As you are aware the economic policies pursued by Egypt are to a certain extent influenced by Great Britain and this has been particularly evidenced in the large number of measures which have been adopted by the Egyptian Government on the basis of suggestions made by interested British authorities to the Egyptian Economic Mission which visited Great Britain in 1935. By reason of Great Britain’s special position in Egypt this country is unable to pursue a wholly independent international economic policy.
Moreover, from my conversations with you when on leave in 1934 and in 1935 and from my conversations and communications with the Near East Division I have gathered that the Department is not disposed to encourage Egypt at this time in the conclusion of a trade agreement with the United States. I understand that this attitude is taken for the reason that there are no comparable advantages which Egypt would be able to offer us in return for the reduction of the duty on long staple cotton which forms the chief item of Egyptian exports to the United States and is, as you know, the principal source of Egyptian wealth.
The copy of a memorandum, forwarded with despatch No. 147 under date of December 27, 1935,4 setting forth a conversation held on December 12th, 1935, between the Egyptian Minister and the Assistant Chief of the Division of Trade Agreements5 regarding the [Page 11] negotiation of a trade agreement between the United States and Egypt, was interpreted by me to confirm the views hereinabove expressed.
Inasmuch, therefore, as Egypt does not possess at the present time the possibility of initiating an independent international economic policy and since my discussion of the principles underlying your program for world recovery would, I fear, only serve to provoke the Egyptian Government into raising actively the question of the conclusion of a trade agreement with the United States, it seemed wise to me to defer the presentation of the statement proposed in your instruction of March 11, 1936, until I might communicate with you and learn your views in the light of this statement of the special situation obtaining in Cairo. Further, it did not appear to me that the short delay thus entailed could be harmful.

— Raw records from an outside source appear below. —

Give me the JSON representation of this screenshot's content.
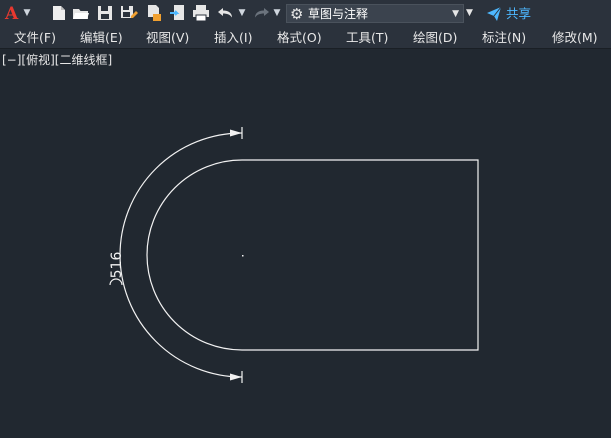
{
  "app": {
    "logo_letter": "A"
  },
  "toolbar": {
    "icons": [
      "app-logo-icon",
      "new-icon",
      "open-icon",
      "save-icon",
      "save-as-icon",
      "publish-icon",
      "import-icon",
      "print-icon",
      "undo-icon",
      "redo-icon"
    ],
    "workspace_label": "草图与注释",
    "share_label": "共享"
  },
  "menu": {
    "items": [
      "文件(F)",
      "编辑(E)",
      "视图(V)",
      "插入(I)",
      "格式(O)",
      "工具(T)",
      "绘图(D)",
      "标注(N)",
      "修改(M)"
    ]
  },
  "viewport": {
    "label": "[−][俯视][二维线框]"
  },
  "drawing": {
    "dimension_text": "516",
    "line_color": "#f2f2f2",
    "background": "#212830"
  }
}
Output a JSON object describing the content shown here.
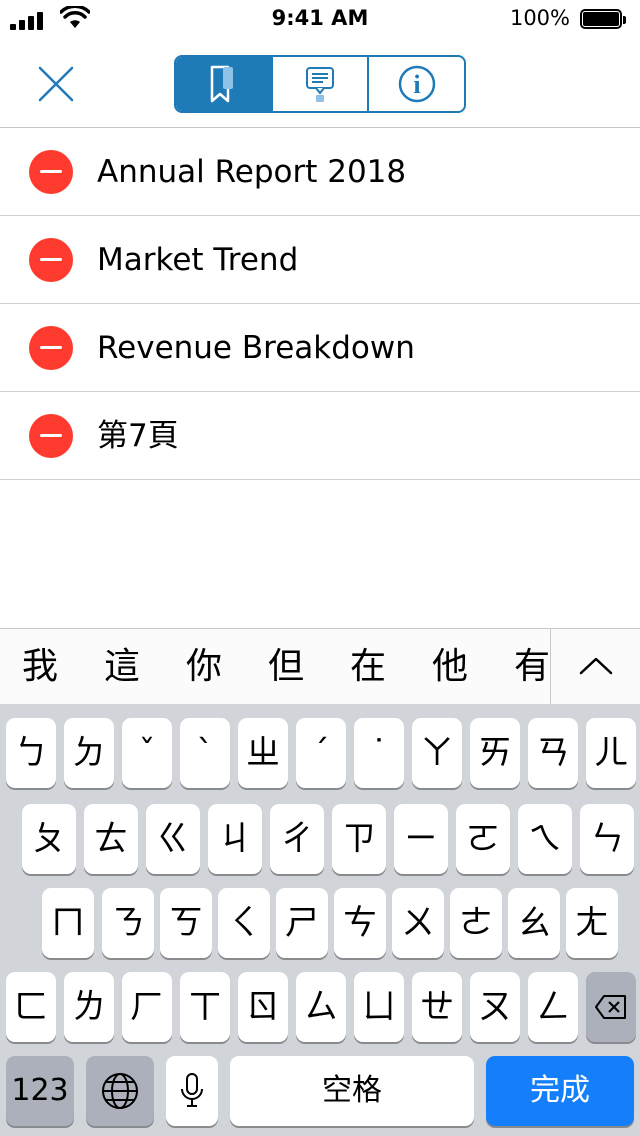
{
  "status_bar": {
    "time": "9:41 AM",
    "battery_percent": "100%"
  },
  "toolbar": {
    "close_icon": "close-x-icon",
    "segments": [
      {
        "icon": "bookmark-icon",
        "selected": true
      },
      {
        "icon": "comment-icon",
        "selected": false
      },
      {
        "icon": "info-icon",
        "selected": false
      }
    ],
    "info_glyph": "i",
    "accent_color": "#1f7ab8"
  },
  "bookmarks": [
    {
      "label": "Annual Report 2018"
    },
    {
      "label": "Market Trend"
    },
    {
      "label": "Revenue Breakdown"
    },
    {
      "label": "第7頁"
    }
  ],
  "delete_color": "#ff3b30",
  "candidates": [
    "我",
    "這",
    "你",
    "但",
    "在",
    "他",
    "有"
  ],
  "keyboard": {
    "row1": [
      "ㄅ",
      "ㄉ",
      "ˇ",
      "ˋ",
      "ㄓ",
      "ˊ",
      "˙",
      "ㄚ",
      "ㄞ",
      "ㄢ",
      "ㄦ"
    ],
    "row2": [
      "ㄆ",
      "ㄊ",
      "ㄍ",
      "ㄐ",
      "ㄔ",
      "ㄗ",
      "ㄧ",
      "ㄛ",
      "ㄟ",
      "ㄣ"
    ],
    "row3": [
      "ㄇ",
      "ㄋ",
      "ㄎ",
      "ㄑ",
      "ㄕ",
      "ㄘ",
      "ㄨ",
      "ㄜ",
      "ㄠ",
      "ㄤ"
    ],
    "row4": [
      "ㄈ",
      "ㄌ",
      "ㄏ",
      "ㄒ",
      "ㄖ",
      "ㄙ",
      "ㄩ",
      "ㄝ",
      "ㄡ",
      "ㄥ"
    ],
    "numbers_label": "123",
    "space_label": "空格",
    "done_label": "完成",
    "done_color": "#147efb"
  }
}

I might add that Egypt has not instituted any quota or clearing arrangements with other countries, imposes no restrictions on the export of exchange and I do not anticipate that in the present healthy state of Egyptian foreign trade and of Egyptian finances that resort will be had to such practices to the detriment of our trade.
Should you, notwithstanding the foregoing considerations, desire me to comply with your instruction I shall be pleased to proceed promptly to do so upon hearing from you to that effect.